Brenda Kenny, president of the Canadian Energy Pipeline Association, said the MGP could “open a brand new supply basin” in the Mackenzie Delta and Beaufort Sea and “provide thousands of jobs that would not occur otherwise.”
Dave Collyer, president of the Canadian Association of Petroleum Producers, said the MGP is a “long-term project with a long project life and I think the proponents will ultimately make their decision based on their long term view of gas prices.”
But he touched on the issue that causes the greatest doubt among industry observers by noting how much the market has changed since the MGP was proposed, adding “we have to accept that it’s a more difficult market.”
Market challengesRolheiser agrees that the challenge for the MGP is to “compete on a supply/cost basis with other sources of supply in the North American market. That includes liquefied natural gas, shale gas, a potential Alaska project and other sources of supply.”
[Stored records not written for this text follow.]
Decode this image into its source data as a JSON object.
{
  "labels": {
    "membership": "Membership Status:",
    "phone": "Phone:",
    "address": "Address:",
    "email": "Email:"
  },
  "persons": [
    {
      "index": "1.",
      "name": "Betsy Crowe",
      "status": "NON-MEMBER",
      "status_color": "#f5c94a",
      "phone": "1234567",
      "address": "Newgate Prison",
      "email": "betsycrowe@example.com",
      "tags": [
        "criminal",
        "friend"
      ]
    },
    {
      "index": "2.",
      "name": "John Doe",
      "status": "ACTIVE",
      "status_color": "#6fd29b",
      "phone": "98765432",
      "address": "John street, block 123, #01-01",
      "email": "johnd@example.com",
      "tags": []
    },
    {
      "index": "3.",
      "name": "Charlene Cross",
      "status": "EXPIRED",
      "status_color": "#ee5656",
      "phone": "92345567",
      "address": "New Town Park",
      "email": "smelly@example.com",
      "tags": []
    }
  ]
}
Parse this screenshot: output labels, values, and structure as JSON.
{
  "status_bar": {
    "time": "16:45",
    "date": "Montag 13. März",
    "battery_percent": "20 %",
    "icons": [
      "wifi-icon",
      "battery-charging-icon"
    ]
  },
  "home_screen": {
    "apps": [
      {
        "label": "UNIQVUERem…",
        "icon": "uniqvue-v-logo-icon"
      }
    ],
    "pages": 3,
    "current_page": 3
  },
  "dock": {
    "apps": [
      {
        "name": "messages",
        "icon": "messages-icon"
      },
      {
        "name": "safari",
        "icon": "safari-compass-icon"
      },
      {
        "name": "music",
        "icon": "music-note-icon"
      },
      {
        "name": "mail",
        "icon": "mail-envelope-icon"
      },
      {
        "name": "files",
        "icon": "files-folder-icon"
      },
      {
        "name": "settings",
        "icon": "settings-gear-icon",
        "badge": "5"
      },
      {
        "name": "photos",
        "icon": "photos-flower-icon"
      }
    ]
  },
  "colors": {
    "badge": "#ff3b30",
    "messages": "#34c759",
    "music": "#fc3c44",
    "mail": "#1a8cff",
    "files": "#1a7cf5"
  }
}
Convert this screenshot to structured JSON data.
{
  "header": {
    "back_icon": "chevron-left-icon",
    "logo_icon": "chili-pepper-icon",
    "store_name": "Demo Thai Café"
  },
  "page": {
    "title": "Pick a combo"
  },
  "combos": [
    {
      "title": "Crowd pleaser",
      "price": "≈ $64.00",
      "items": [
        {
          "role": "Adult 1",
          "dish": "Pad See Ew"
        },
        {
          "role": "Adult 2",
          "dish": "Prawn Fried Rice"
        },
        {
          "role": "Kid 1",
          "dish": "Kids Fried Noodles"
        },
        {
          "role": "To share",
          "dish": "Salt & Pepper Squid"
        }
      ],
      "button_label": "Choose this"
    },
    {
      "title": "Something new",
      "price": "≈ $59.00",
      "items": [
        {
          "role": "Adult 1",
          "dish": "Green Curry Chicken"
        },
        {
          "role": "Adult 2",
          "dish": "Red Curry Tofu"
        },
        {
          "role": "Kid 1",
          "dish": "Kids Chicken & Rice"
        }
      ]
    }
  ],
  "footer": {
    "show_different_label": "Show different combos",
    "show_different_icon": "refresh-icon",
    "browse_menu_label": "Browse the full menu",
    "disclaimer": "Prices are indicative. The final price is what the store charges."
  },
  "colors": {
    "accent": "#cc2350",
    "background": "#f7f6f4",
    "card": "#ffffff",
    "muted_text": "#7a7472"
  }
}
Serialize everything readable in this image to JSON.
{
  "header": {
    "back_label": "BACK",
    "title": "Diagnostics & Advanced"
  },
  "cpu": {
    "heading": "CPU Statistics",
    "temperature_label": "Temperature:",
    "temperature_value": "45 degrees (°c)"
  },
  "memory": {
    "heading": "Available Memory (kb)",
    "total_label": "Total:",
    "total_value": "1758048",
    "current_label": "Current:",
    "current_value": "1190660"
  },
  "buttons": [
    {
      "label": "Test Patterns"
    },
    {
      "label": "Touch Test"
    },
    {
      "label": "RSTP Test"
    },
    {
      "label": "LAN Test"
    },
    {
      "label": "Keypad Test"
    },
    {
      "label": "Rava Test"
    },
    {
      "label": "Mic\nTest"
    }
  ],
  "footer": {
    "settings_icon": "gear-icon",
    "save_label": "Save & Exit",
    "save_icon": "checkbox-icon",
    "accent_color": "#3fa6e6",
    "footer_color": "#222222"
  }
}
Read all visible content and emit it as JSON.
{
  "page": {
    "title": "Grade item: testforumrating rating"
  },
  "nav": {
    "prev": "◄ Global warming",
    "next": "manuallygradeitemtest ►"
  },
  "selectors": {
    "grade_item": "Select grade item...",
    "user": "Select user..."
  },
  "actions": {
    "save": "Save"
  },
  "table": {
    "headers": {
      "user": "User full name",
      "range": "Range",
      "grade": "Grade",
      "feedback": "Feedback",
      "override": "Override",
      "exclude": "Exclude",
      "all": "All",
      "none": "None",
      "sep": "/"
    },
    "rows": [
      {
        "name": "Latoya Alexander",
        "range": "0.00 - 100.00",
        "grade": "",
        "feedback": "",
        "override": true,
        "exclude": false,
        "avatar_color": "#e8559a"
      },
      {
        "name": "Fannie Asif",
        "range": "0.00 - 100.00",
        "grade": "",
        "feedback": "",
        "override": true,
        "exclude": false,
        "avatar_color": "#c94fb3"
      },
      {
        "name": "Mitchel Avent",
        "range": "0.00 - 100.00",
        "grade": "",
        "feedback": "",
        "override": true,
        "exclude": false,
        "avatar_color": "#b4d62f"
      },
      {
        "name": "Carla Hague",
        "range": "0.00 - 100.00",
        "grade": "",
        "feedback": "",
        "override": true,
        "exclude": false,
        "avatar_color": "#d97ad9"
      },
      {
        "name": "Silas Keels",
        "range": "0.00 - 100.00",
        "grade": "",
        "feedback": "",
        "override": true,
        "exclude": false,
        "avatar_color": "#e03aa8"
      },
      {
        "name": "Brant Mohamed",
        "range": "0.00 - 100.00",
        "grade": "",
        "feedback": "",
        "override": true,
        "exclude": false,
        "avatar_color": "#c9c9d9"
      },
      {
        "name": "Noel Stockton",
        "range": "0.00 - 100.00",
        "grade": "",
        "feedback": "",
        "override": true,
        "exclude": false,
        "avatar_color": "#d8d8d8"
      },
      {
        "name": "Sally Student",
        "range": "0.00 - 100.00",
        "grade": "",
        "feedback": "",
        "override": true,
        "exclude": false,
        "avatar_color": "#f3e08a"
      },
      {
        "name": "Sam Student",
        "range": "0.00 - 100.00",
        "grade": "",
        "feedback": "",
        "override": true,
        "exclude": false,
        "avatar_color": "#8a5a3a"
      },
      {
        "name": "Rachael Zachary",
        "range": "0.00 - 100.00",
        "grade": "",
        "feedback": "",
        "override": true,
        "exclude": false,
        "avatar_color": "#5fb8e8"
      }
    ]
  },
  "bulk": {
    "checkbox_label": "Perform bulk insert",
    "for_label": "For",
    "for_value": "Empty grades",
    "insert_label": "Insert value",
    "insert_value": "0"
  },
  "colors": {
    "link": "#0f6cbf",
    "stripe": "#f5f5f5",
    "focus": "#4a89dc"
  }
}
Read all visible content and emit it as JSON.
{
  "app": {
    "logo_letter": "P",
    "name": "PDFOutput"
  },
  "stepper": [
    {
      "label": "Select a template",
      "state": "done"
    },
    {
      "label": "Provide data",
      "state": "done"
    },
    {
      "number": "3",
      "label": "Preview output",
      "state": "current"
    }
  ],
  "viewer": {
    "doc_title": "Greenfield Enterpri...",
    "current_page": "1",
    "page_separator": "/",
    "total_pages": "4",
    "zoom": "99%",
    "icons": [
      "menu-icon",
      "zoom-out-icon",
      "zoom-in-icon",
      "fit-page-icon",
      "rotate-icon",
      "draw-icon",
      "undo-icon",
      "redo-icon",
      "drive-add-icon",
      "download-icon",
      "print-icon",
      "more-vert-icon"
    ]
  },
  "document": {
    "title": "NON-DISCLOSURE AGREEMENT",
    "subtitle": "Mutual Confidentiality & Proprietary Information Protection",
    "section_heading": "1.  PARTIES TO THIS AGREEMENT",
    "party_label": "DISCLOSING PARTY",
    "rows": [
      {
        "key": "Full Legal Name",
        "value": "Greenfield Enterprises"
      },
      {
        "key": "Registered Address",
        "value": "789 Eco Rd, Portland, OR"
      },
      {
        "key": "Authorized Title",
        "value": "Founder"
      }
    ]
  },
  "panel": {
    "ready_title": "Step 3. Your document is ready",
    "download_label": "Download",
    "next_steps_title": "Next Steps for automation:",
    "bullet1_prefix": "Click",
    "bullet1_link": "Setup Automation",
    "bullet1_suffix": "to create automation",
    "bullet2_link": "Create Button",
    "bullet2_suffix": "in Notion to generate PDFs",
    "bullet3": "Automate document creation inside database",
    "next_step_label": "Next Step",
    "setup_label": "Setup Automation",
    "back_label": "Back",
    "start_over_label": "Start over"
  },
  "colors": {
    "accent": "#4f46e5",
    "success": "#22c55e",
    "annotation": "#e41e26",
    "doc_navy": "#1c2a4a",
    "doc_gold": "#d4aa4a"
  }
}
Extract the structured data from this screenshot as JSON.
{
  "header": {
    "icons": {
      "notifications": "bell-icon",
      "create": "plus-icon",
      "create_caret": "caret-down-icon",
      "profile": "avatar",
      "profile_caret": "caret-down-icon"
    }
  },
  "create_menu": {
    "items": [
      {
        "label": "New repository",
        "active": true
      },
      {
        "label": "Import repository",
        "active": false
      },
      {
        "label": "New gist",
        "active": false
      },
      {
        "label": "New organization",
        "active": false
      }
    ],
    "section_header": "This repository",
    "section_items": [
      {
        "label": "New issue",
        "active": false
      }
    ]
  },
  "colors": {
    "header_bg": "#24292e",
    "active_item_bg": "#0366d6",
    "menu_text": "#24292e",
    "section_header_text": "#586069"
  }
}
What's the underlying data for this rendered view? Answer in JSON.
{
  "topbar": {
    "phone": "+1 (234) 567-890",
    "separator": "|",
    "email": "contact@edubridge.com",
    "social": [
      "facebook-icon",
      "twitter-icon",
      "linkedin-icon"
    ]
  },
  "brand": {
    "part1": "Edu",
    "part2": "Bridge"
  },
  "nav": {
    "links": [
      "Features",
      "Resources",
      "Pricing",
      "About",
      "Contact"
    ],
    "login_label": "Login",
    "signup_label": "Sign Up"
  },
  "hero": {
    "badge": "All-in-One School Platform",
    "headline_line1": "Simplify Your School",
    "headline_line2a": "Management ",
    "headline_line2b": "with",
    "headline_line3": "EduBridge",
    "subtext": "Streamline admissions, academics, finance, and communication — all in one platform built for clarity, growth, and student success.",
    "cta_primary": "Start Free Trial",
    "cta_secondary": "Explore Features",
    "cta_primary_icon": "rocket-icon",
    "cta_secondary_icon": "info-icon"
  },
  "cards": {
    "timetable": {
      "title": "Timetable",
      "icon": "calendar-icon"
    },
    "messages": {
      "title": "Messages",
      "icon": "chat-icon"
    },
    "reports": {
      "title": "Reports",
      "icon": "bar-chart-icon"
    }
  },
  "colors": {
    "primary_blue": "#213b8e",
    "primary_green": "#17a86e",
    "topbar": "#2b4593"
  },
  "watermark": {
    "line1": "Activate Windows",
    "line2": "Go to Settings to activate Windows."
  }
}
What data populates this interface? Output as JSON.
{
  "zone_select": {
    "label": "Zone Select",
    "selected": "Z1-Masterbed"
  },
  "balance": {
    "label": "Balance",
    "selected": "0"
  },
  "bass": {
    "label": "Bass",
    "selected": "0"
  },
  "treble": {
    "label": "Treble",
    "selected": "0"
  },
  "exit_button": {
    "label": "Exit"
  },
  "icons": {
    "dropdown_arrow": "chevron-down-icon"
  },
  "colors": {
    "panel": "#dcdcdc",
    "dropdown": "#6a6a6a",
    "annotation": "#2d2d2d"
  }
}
Boyd Russell, of Energy Navigator, doubts the MGP will ever proceed because of the estimated 6,000 trillion cubic feet of recoverable shale gas in North America, most of it in the United States and closer to customers than pipelines from the Arctic.
Derek Evans, chief executive officer of Pengrowth Energy Trust, doubts gas producers in Western Canada would be happy to see the Canadian government give financial support to the MGP at a time when surplus gas is already beating down North American prices.
Ralph Glass, an economist and vice president with AJM Petroleum Consultants, said the companies involved in the MGP have better opportunities to put their money to work in the shale plays southern Canada and the United States.
“There’s so much gas available now, or potentially available, with the new technology that is taking hold that the Mackenzie project is not economically viable,” he argued.
But there is a solid assortment of observers who insist Mackenzie gas could take its place in the North American supply equation by displacing coal in electricity generation, which could have a positive impact on both Mackenzie and Alaska gas.